Thousands of Australian students took to city streets on Wednesday to protest against the federal government's proposed deregulation of higher education fees.
The National Union of Students (NUS) organized the marches across the country to highlight the impact of the controversial deregulation bill, and give voice to their fears that undergraduate degrees could soon cost upwards of six figures.
The legislation would result in government funding to tertiary institutions being cut and the NUS fears universities would make up this funding shortfall by charging students more for their degrees.
The reforms have twice been rejected by the senate, but Education Minister Christopher Pyne has said he will "never give up" until the bill had been passed.
March organizers praised the 1000-strong crowd of students that gathered on Wednesday outside the State Library in Victoria to march for fairer reforms, with thousands more marching across other cities, including Canberra, Sydney, Newcastle, Hobart, Adelaide, Perth and Brisbane.

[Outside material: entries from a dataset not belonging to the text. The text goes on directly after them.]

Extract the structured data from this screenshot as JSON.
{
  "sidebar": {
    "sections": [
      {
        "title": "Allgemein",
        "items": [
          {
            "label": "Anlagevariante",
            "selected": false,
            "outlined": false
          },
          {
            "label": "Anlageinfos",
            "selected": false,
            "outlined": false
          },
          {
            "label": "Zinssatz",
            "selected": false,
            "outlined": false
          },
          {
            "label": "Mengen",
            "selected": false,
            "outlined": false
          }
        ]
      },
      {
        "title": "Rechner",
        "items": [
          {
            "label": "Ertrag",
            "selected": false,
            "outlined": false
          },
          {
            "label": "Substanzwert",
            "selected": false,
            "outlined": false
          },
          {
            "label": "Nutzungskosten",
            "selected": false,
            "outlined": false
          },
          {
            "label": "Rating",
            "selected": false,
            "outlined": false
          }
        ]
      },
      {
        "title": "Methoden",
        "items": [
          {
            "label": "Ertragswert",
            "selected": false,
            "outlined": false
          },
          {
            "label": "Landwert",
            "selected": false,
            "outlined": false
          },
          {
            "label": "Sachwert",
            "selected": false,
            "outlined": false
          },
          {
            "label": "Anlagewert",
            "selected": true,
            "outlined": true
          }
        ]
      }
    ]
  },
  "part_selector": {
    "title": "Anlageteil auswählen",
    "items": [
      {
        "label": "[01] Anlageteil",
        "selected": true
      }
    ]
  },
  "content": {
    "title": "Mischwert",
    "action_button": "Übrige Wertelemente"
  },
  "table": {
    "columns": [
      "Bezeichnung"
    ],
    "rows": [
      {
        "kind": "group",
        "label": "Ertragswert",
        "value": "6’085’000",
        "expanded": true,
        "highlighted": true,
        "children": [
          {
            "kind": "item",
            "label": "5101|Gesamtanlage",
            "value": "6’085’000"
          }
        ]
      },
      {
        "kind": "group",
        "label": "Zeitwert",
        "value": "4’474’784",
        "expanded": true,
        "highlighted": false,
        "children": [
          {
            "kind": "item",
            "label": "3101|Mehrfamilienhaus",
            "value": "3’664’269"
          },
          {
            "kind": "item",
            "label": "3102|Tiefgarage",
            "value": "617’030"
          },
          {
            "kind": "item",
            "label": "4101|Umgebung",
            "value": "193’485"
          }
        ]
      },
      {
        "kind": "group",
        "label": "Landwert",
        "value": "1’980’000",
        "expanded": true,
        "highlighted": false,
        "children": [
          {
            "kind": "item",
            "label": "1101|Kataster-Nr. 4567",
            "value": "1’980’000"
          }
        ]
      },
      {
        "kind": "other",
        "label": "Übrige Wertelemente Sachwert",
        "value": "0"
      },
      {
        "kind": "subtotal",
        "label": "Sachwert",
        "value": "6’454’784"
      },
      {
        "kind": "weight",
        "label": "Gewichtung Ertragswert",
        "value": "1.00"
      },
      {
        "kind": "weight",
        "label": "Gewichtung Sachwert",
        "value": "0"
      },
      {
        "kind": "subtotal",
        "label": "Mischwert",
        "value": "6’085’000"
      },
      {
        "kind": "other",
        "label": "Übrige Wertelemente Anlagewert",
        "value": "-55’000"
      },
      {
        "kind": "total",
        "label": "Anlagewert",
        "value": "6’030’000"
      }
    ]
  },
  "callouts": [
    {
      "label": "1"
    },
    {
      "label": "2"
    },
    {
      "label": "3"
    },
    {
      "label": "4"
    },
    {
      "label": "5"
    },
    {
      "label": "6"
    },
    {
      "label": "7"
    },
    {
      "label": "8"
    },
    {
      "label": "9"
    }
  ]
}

The NUS is pushing for the abolition of deregulated fees on undergraduate degrees, a fairer student income support system and better funding for universities across the nation.

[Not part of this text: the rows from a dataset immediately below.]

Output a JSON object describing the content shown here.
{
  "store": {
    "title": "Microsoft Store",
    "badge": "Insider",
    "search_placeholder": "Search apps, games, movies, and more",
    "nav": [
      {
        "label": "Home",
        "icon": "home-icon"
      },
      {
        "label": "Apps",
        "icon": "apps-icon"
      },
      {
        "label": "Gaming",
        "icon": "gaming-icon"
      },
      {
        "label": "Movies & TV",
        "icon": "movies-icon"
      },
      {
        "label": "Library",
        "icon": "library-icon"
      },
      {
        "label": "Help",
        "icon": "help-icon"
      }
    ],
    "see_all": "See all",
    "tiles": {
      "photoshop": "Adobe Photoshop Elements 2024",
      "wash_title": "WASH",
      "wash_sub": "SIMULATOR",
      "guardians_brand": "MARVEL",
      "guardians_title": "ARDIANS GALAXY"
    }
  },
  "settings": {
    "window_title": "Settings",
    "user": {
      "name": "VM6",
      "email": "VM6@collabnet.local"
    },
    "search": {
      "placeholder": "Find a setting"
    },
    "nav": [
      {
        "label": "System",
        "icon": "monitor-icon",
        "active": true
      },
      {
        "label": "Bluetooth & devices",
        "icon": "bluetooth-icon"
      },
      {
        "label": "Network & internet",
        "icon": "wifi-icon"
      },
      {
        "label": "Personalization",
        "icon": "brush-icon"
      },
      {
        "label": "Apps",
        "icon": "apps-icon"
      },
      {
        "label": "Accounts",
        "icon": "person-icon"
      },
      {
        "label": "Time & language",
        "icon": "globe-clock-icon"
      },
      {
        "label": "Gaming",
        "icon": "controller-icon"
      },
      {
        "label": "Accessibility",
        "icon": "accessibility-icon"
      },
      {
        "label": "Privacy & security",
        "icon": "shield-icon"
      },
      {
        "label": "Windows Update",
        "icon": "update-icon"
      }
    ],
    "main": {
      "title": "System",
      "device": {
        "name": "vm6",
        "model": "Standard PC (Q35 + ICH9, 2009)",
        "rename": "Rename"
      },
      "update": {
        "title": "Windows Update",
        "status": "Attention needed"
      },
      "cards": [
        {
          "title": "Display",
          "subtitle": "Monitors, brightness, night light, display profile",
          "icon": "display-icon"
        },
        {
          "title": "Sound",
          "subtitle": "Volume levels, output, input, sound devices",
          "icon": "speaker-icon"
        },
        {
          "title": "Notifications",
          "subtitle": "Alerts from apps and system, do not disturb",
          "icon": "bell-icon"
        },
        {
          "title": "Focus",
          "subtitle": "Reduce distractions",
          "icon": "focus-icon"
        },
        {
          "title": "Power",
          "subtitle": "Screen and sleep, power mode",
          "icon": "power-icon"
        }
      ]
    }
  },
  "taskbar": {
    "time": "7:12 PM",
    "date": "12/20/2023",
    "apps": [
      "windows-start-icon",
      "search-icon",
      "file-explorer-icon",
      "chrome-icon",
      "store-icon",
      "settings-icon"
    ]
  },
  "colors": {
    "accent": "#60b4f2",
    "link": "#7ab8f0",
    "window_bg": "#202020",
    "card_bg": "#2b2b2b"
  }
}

Under the proposed changes, the cap on the amount of money students can borrow under the Higher Education Contributions Scheme (HECS) would be removed, and interest would be charged on the amount borrowed by the students.
The NUS is concerned some undergraduate degrees would take years to pay off, and the changes would burden students with massive debt before they secured a full time job.

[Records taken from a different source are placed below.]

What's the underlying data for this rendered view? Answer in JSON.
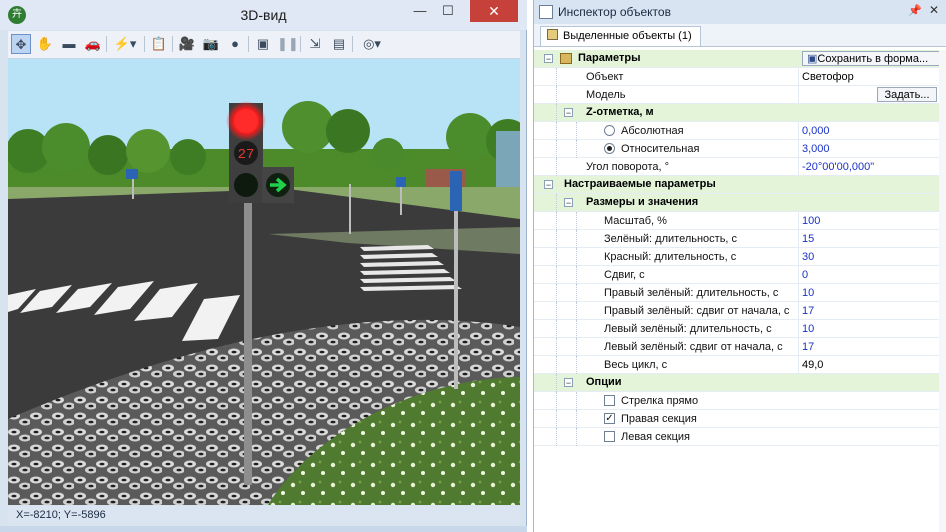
{
  "window3d": {
    "title": "3D-вид",
    "app_icon": "app-logo-icon",
    "controls": {
      "minimize": "—",
      "maximize": "☐",
      "close": "✕"
    },
    "toolbar_icons": [
      "move-icon",
      "hand-pan-icon",
      "camera-fly-icon",
      "car-icon",
      "flash-dropdown-icon",
      "clipboard-icon",
      "camera-record-icon",
      "camera-photo-icon",
      "palette-icon",
      "render-icon",
      "pause-icon",
      "export-icon",
      "save-view-icon",
      "compass-icon"
    ],
    "status": "X=-8210; Y=-5896",
    "traffic_light": {
      "countdown": "27",
      "red": "#ff2a2a",
      "green": "#1fd04a"
    }
  },
  "inspector": {
    "title": "Инспектор объектов",
    "pin": "₰",
    "close": "✕",
    "tab": "Выделенные объекты (1)",
    "rows": {
      "params": "Параметры",
      "save_button": "Сохранить в форма...",
      "object_label": "Объект",
      "object_value": "Светофор",
      "model_label": "Модель",
      "model_button": "Задать...",
      "z_label": "Z-отметка, м",
      "abs_label": "Абсолютная",
      "abs_value": "0,000",
      "rel_label": "Относительная",
      "rel_value": "3,000",
      "rot_label": "Угол поворота, °",
      "rot_value": "-20°00'00,000\"",
      "custom": "Настраиваемые параметры",
      "sizes": "Размеры и значения",
      "scale_label": "Масштаб, %",
      "scale_value": "100",
      "green_label": "Зелёный: длительность, с",
      "green_value": "15",
      "red_label": "Красный: длительность, с",
      "red_value": "30",
      "shift_label": "Сдвиг, с",
      "shift_value": "0",
      "rg_label": "Правый зелёный: длительность, с",
      "rg_value": "10",
      "rgs_label": "Правый зелёный: сдвиг от начала, с",
      "rgs_value": "17",
      "lg_label": "Левый зелёный: длительность, с",
      "lg_value": "10",
      "lgs_label": "Левый зелёный: сдвиг от начала, с",
      "lgs_value": "17",
      "cycle_label": "Весь цикл, с",
      "cycle_value": "49,0",
      "options": "Опции",
      "opt_straight": "Стрелка прямо",
      "opt_right": "Правая секция",
      "opt_left": "Левая секция"
    },
    "radio_selected": "relative",
    "checkboxes": {
      "straight": false,
      "right": true,
      "left": false
    },
    "category_color": "#e3f4d9"
  }
}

With reduced government funding, universities fear they would have to increase class sizes, shed staff, close campuses and discontinue some courses.